◆ About this exercise: Each line from the one containing "Convert this screenshot" through the final line of the data below must be repeated exactly.

◆ Information shown:
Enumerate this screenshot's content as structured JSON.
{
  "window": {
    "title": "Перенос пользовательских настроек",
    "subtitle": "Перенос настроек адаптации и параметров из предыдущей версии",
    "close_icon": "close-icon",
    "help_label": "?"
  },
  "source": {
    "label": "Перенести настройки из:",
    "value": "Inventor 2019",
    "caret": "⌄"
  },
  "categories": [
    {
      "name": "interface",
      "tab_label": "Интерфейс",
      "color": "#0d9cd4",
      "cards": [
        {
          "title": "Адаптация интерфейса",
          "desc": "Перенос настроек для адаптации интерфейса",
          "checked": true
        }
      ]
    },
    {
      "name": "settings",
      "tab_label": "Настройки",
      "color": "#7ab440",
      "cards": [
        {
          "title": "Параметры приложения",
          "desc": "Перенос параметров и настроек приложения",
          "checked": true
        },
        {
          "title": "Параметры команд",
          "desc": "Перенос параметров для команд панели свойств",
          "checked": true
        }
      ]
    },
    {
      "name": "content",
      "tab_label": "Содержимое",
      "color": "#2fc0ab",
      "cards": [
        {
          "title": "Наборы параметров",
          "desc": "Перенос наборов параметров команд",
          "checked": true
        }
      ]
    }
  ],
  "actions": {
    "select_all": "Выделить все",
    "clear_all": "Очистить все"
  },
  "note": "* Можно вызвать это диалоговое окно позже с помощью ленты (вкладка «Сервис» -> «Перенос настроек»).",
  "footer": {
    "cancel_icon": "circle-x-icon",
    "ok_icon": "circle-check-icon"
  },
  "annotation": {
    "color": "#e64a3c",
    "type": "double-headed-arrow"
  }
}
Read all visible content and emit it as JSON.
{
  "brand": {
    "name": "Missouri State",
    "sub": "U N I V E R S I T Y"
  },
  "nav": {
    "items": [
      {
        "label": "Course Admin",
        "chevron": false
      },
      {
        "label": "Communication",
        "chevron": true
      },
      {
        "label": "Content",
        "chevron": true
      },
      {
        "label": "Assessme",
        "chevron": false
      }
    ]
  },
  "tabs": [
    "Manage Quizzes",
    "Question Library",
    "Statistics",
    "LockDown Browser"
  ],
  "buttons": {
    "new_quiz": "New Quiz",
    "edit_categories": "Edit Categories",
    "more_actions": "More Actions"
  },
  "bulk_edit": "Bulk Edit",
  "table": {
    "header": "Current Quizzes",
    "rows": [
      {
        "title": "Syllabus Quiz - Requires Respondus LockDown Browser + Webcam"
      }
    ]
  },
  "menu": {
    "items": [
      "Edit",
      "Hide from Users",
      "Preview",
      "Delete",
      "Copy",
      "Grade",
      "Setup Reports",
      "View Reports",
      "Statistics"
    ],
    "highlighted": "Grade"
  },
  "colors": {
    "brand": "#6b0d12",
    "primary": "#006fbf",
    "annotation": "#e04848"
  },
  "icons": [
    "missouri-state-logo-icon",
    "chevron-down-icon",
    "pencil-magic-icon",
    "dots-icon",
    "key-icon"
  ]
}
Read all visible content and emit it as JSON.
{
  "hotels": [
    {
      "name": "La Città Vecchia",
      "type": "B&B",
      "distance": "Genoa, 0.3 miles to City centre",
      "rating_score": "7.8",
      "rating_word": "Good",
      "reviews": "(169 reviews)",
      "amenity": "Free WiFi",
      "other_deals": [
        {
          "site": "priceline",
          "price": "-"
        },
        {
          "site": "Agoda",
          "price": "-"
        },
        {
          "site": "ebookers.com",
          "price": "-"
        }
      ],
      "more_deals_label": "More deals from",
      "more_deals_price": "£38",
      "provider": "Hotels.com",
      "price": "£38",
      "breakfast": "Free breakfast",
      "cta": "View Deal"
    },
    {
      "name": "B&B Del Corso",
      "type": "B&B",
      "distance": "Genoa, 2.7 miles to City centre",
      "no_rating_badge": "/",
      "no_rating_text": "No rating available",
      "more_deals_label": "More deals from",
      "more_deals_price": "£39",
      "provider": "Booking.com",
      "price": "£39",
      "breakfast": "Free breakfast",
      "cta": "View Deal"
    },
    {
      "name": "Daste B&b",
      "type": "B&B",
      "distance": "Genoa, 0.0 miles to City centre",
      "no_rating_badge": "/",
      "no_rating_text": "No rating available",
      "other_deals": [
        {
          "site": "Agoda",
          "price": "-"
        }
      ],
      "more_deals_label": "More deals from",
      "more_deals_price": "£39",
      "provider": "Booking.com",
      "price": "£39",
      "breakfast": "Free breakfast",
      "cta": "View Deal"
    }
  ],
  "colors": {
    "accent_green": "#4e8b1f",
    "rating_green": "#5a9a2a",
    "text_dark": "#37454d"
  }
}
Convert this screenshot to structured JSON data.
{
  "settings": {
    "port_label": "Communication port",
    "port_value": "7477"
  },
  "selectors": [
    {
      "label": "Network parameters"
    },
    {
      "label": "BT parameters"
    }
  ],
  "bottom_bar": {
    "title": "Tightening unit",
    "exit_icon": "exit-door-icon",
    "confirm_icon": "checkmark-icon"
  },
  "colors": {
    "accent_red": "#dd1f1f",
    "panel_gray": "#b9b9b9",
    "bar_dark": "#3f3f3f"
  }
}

◆ Exercise output:
Convert this screenshot to structured JSON data.
{
  "settings": {
    "port_label": "Communication port",
    "port_value": "7477"
  },
  "selectors": [
    {
      "label": "Network parameters"
    },
    {
      "label": "BT parameters"
    }
  ],
  "bottom_bar": {
    "title": "Tightening unit",
    "exit_icon": "exit-door-icon",
    "confirm_icon": "checkmark-icon"
  },
  "colors": {
    "accent_red": "#dd1f1f",
    "panel_gray": "#b9b9b9",
    "bar_dark": "#3f3f3f"
  }
}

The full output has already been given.